The conference was originally slated to be held in Chicago’s Hyatt Conference Center, but shortly prior to the meeting, labor issues concerning the ethical nature of Hyatt’s treatment of their workers were called into question. As a conference of religious scholars, many did not want to be associated with a business that was maintaining possibly questionable ethical practices, but since the issues were not raised until shortly before the conference, the AAR was put in a bind. Ultimately, the board decided to move all conference events away from the Hyatt conference center, while keeping the reservations at the hotel for those members who had scheduled well in advance and chose to room there.
Both Irvine and Sherman agreed that Pennington and the other board members handled the issue professionally and ethically, mentioning that their actions eradicated much of the distractions of the issue from the conference. Irvine, who has been an AAR member for over 15 years, felt that this conference was especially interesting and useful for expanding both his research interests and teaching styles. He specifically cited a session on the sexualized violence that occurs in lynching and the crucifixion that he hopes help incorporate into his New Testament courses.
Irvine is also very supportive of Dr. Pennington’s position in the AAR.“It’s a big thing for Dr. Pennington to be on the board of directors,” Irvine said. “It’s something that we can celebrate having one of our professors recognized by his professional peers in that way. That’s pretty neat.” Irvine also pointed out that he would like to get more MC students involved in the AAR meeting as a platform to explore potential research and career interests. He pointed out that it would be a great opportunity for a student interested in religion to gain better understanding of the scholarly profession. Sherman, who is a member of the Society of Biblical Literature and worked for the SBL during his graduate school career, attended many sessions on pedagogy, which is study focused on the method of teaching biblical studies, specifically in the undergraduate realm.
Sherman found that biblical studies are increasingly focusing on being in dialogue with the other disciplines of the humanities, which he felt was a useful and exciting shift in the field, specifically in relation to the liberal arts. “What it’s going to look like to be a Biblical scholar 15 years from now, I think will be really different than what it’s been for much of the twentieth century,” Sherman said. “It’s really been more circumscribed – a small group of people talking the same language to each other – but we need to be much more open to the things that are happening on other parts of campus and be in open dialogue with them.”
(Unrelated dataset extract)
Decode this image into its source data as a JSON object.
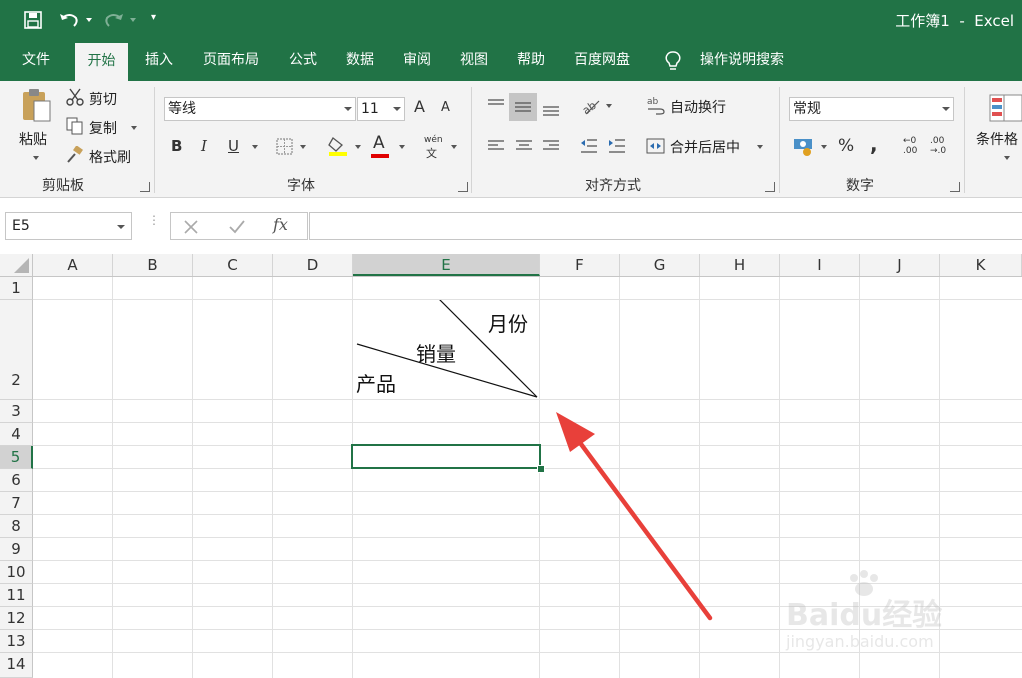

Sherman also seconded Irvine’s push to get more students involved with the conference, specifically with the regional conference, which both professors felt would provide a fantastic platform for some of their brightest students to present some of their own academic research. “To be able to bring some of our best students to a meeting like this to let them see sort of the bigger picture of where we fit as scholars, would be a really nice opportunity,” Sherman said.